Which lines in the data below contain the word "Liabilities"? Copy each of them.

Start of Source data

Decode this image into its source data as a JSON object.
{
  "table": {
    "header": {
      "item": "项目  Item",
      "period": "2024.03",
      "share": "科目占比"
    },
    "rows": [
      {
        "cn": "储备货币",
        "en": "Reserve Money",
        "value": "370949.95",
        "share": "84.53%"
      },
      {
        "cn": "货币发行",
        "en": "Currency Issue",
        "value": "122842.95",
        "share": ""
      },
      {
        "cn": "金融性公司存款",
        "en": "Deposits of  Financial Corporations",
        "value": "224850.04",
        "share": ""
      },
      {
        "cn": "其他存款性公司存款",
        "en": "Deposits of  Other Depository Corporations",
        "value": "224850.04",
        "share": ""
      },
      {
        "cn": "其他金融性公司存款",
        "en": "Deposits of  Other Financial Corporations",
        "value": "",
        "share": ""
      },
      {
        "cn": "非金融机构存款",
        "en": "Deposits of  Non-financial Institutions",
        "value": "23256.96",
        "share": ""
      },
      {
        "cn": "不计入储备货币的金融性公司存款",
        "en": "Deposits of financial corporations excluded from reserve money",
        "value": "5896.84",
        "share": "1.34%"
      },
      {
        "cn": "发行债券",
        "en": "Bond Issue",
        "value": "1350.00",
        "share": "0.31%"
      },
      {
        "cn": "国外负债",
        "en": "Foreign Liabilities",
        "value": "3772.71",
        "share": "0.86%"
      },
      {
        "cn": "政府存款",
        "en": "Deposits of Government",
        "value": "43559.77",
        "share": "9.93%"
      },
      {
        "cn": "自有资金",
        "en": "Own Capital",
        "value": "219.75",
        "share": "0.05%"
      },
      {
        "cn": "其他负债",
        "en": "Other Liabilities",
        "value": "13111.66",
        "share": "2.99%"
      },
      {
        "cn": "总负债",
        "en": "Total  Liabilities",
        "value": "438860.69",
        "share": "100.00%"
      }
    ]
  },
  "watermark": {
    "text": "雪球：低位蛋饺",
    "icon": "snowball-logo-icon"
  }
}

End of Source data

Reply to the task
        "en": "Foreign Liabilities",
        "en": "Other Liabilities",
        "en": "Total  Liabilities",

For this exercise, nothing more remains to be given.